We recently assessed that the US was close to its “COVID-19 tipping point” – that is, the point where the vaccine supply may begin to exceed demand. We also noted that national averages can mask important differences by state. We therefore sought to understand where states fall along this spectrum; such differences are important for understanding how best to target efforts to increase vaccine coverage across the country.
To do this, we looked at the proportion of adults with at least one vaccine dose by condition, daily rates for the first doses administered (using a 7-day rolling average), and how this rate has changed in the last week (see methods). We were particularly interested in identifying conditions that may still have relatively low vaccine coverage (ie, less than 50% of adults 1
From April 29, we find among the 50 states and DC that:

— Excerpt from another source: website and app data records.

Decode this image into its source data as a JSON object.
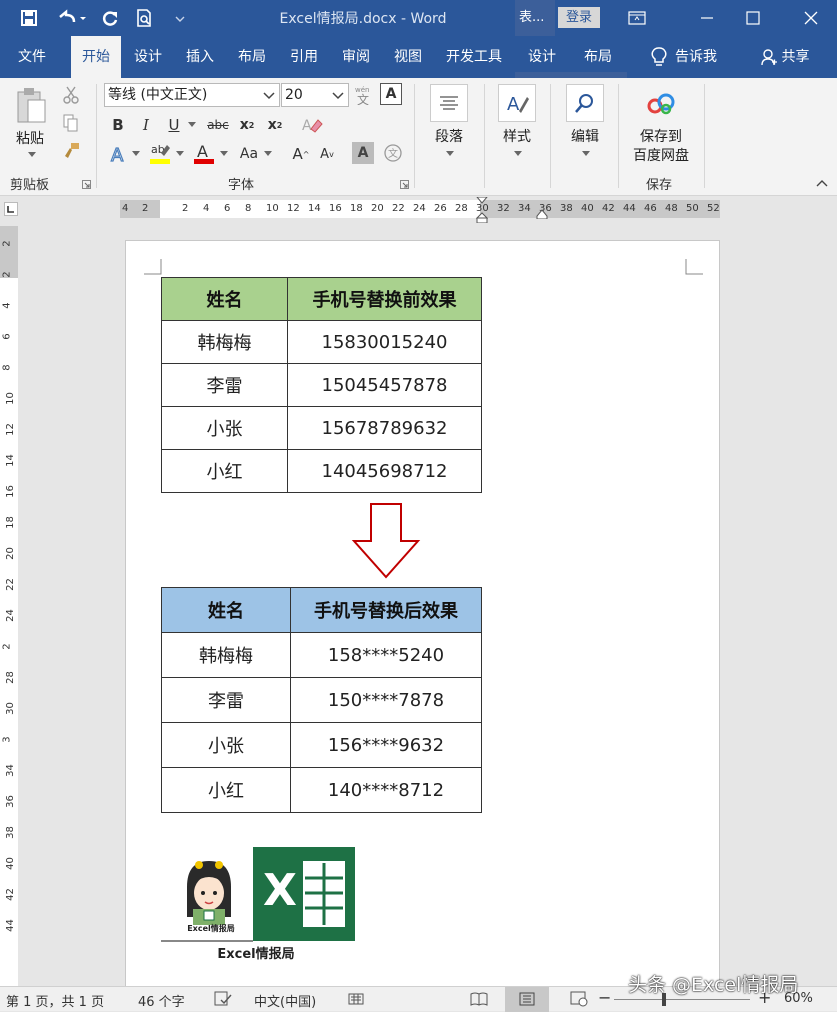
{
  "window": {
    "title": "Excel情报局.docx  -  Word",
    "context_tab": "表...",
    "login_label": "登录"
  },
  "tabs": [
    {
      "label": "文件"
    },
    {
      "label": "开始"
    },
    {
      "label": "设计"
    },
    {
      "label": "插入"
    },
    {
      "label": "布局"
    },
    {
      "label": "引用"
    },
    {
      "label": "审阅"
    },
    {
      "label": "视图"
    },
    {
      "label": "开发工具"
    },
    {
      "label": "设计"
    },
    {
      "label": "布局"
    }
  ],
  "tell_me": "告诉我",
  "share": "共享",
  "ribbon": {
    "clipboard": {
      "paste_label": "粘贴",
      "group_label": "剪贴板"
    },
    "font": {
      "name": "等线 (中文正文)",
      "size": "20",
      "group_label": "字体",
      "wen_label": "文"
    },
    "paragraph": {
      "label": "段落"
    },
    "styles": {
      "label": "样式"
    },
    "editing": {
      "label": "编辑"
    },
    "save": {
      "line1": "保存到",
      "line2": "百度网盘",
      "group_label": "保存"
    }
  },
  "ruler": {
    "h_numbers": [
      "4",
      "2",
      "2",
      "4",
      "6",
      "8",
      "10",
      "12",
      "14",
      "16",
      "18",
      "20",
      "22",
      "24",
      "26",
      "28",
      "30",
      "32",
      "34",
      "36",
      "38",
      "40",
      "42",
      "44",
      "46",
      "48",
      "50",
      "52"
    ],
    "v_numbers": [
      "2",
      "2",
      "4",
      "6",
      "8",
      "10",
      "12",
      "14",
      "16",
      "18",
      "20",
      "22",
      "24",
      "2",
      "28",
      "30",
      "3",
      "34",
      "36",
      "38",
      "40",
      "42",
      "44"
    ]
  },
  "table_before": {
    "headers": [
      "姓名",
      "手机号替换前效果"
    ],
    "rows": [
      [
        "韩梅梅",
        "15830015240"
      ],
      [
        "李雷",
        "15045457878"
      ],
      [
        "小张",
        "15678789632"
      ],
      [
        "小红",
        "14045698712"
      ]
    ]
  },
  "table_after": {
    "headers": [
      "姓名",
      "手机号替换后效果"
    ],
    "rows": [
      [
        "韩梅梅",
        "158****5240"
      ],
      [
        "李雷",
        "150****7878"
      ],
      [
        "小张",
        "156****9632"
      ],
      [
        "小红",
        "140****8712"
      ]
    ]
  },
  "logo": {
    "small_text": "Excel情报局",
    "caption": "Excel情报局",
    "excel_letter": "X"
  },
  "status": {
    "page": "第 1 页，共 1 页",
    "words": "46 个字",
    "language": "中文(中国)",
    "zoom": "60%"
  },
  "watermark": "头条 @Excel情报局",
  "colors": {
    "brand": "#2b579a",
    "head_green": "#a9d18e",
    "head_blue": "#9dc3e6",
    "arrow_red": "#c00000",
    "excel_green": "#1e7145"
  }
}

The proportion of adults who had received at least one vaccine dose was 55% overall and varied markedly across the country from a low level of 41% (Alabama) to a high level of 74% (New Hampshire). In addition, there are signs of a decline in the rate of new admissions in most states. The daily rate of administration of the first dose at national level is 451 per 100,000, ranging from 136 per. 100,000 (Mississippi) to 889 (Rhode Island). Most states (31 of 51) vaccinate below the national rate, reflecting the fact that vaccination rates are generally higher in larger states (e.g., California and Pennsylvania). Furthermore, the rate of first dose administration per 100,000 in the last week for the United States in general (-27%) and for almost all states (45 of 51) (see Table 1).

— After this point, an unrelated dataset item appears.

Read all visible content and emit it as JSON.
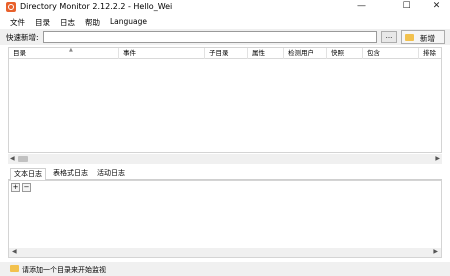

At the higher end of the vaccine coverage spectrum, more than 60% of the adult population has received at least one dose in 12 states. These states are primarily in the northeast (8 of 12). Seven have vaccination coverage of at least 65%, and all but 2 (New Hampshire and New Mexico) administer the first doses well above the US rate. Eight of the 12 states have seen declines in the first dose administration rate over the past week, suggesting that these states may be approaching or have reached demand saturation, albeit at relatively high vaccination coverage levels and administration rates.
At the lower end of the vaccine coverage spectrum, less than 50% of the adult population has received at least one dose in 13 states, including 6, which are below 45%. Nine of these states are in the south, and in total the daily rate of first vaccination is per. 100,000 below the national rate. In addition, most experience a decrease in the rate of the first doses administered. This suggests that these states may not only be approaching or reaching their tipping points, they may have done so at relatively low levels of vaccine coverage.

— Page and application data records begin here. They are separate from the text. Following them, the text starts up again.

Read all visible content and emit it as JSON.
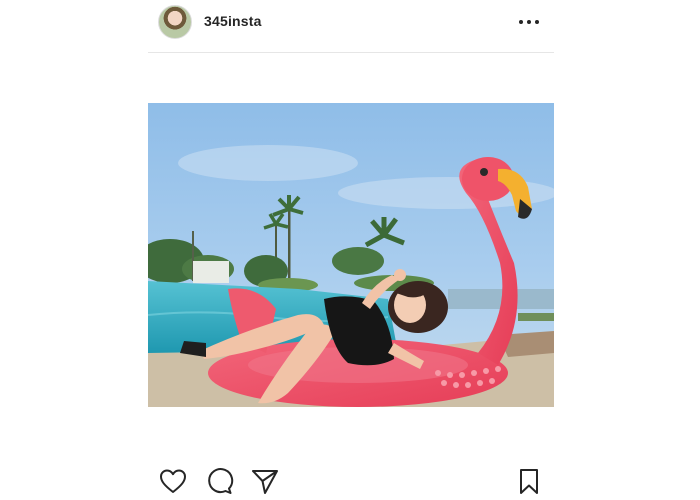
{
  "post": {
    "username": "345insta"
  },
  "icons": {
    "avatar": "profile-photo",
    "more": "more-options-icon",
    "like": "heart-icon",
    "comment": "comment-icon",
    "share": "paper-plane-icon",
    "save": "bookmark-icon"
  },
  "colors": {
    "text": "#262626",
    "divider": "#e6e6e6",
    "flamingo": "#ef4f64",
    "beak": "#f6b233",
    "pool": "#3fb2c6",
    "sky": "#95c2ea"
  }
}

The rest of the states that fall between these two extremes are primarily in the Midwest and to a lesser extent South and West.. In about half of these conditions, between 55% and 60% of adults have received at least one dose. All except one experienced a decrease in the rate of the first doses administered in the last week.
States demonstrating a combination of low overall vaccination coverage along with slow and declining vaccine uptake raise major concerns. There are the 13 states with less than 50% coverage with at least one dose, all of which vaccinate their adult populations below the national rate. Twelve of these states also saw a decline in the rate at which they vaccinated adults over the past week. These include 3 states (Alabama, Louisiana and Mississippi) with vaccination coverage at or below 42%, the lowest in the country, each vaccinating with approx. half the total speed of the United States. These are the states that are potentially the greatest distance away from reaching adequate levels of vaccine coverage and may be at risk of future outbreaks if the level does not increase significantly.
As with the United States in general, it appears that most states are at or near their COVID-19 tipping points – the point where their supply exceeds demand. While this may not be such a major concern for states that have already vaccinated large proportions (> 60%) of their adult populations with at least one dose, approx. one in four states has not yet reached 50%, which is far below coverage levels likely to be needed to reduce the risk of outbreaks going forward. In addition, the vaccination rate in these states is below the national rate. The fact that most of these states are also seeing declines in the rate of first dose administration suggests that they will be important targets for targeted efforts to generate increasing vaccine demand.
|Vaccination data were obtained from the Johns Hopkins University Centers for Civic Impact, which collects state-level vaccination data from both the Centers for Disease Control and Prevention (CDC) and state COVID-19 dashboards. Adult population data (18 years and older) were obtained from the state population in 2019 according to characteristics from the US Census Bureau. We calculated both the 7-day rolling average of the first doses administered and the proportion of the adult population who received at least one dose for each state and the United States in general (excluding territories and doses administered through federal facilities to the total US calculations). We used these rolling averages to calculate the rate at which states and the United States administer the first doses per day. 100,000 adults. Weekly changes in the rates of the first doses were calculated using the percentage change from the current rate (April 29, 2021) to the rate from 7 days before. Finally, we categorized states by region using the U.S. Census Bureau Region and Division 2010 classifications.|